Eratio Issue 17




Three Poems


by Nicolette Wong





To Call This Honest House



To call this honest house, spill dark sand

over its failings.  Torque the warbling

caution I would have swallowed

more graciously than he circles our lives.


Everywhere the image scrawls a lasso

in search of answers.  Nothing blots the night;

our bodies cast shadows on what façade

has cast itself and crooned our sleep.


End of culprit—enormity soils my glee

outside the door.  Somewhere, a defiant god

spits the tepid for the molten, scalds

my name to cook a fog death.








Going to my next life to sell sprinklers

and tango to the musicians of Jacob.


Where are jokers and hoaxers

as the statue in chain, a green rupture


from the holy land—treacherous,

with the voice of an origami shredded


for early celebration.  We drink

the tinkling, the improbable census


of time.  A foothold, cooed

by the flurry or the sack.


On the sauté border: a bridge,

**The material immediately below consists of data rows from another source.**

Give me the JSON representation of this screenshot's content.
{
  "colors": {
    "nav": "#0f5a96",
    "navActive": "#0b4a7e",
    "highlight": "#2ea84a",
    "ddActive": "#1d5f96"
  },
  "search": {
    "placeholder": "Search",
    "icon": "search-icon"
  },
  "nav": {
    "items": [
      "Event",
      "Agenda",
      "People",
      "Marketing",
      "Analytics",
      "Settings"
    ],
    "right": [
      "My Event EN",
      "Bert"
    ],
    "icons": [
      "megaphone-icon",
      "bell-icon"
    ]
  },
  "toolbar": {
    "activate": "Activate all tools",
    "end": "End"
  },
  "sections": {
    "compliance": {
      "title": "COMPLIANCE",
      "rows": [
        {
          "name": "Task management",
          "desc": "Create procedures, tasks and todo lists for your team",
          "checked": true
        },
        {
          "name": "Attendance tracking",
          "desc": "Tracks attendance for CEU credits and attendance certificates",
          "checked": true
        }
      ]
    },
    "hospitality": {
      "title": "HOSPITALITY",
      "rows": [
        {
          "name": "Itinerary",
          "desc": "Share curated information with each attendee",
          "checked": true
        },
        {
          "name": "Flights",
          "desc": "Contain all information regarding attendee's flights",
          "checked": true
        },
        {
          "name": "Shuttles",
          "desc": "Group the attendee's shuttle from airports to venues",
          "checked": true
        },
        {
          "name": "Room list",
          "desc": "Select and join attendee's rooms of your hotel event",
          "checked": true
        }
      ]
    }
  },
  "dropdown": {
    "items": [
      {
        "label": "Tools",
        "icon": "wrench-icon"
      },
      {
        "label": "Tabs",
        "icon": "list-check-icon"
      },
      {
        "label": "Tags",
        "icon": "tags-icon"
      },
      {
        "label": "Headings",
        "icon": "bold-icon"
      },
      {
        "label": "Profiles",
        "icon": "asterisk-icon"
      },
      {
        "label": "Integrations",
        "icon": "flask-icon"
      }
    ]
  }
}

cars branded with last night’s lava


from unfinished permutations.  That wants

to skew my ammunition, center of dome.


The door will not bend to the shine

of bandoneon, bleached


on my bright day.  It must come

with an extinguisher at his side.


He might then—an alliance—

swallow the voice in its wake.





The Arsonists



We make the mistake of clipping moss to our throats.  Burgundy: a god flexing its temporal eye for a mile.  Contradictory, like a forked violin, spiking melodic concussion down the highway.  We choke corals from the dusk.  There are traces of bats that have pierced our flowers; of caviar, swept from a musket; of a day on hopscotch and this prescience of revolting.  The nights paint an insinuated halo.  Tuck at the bell and the posts will fall.  Tuck at the hula in the gut, our marriage is felled. 










Nicolette Wong is a magician, dancer, and editor in chief of A-Minor

Magazine & Press.  She blogs at Meditations in an Emergency.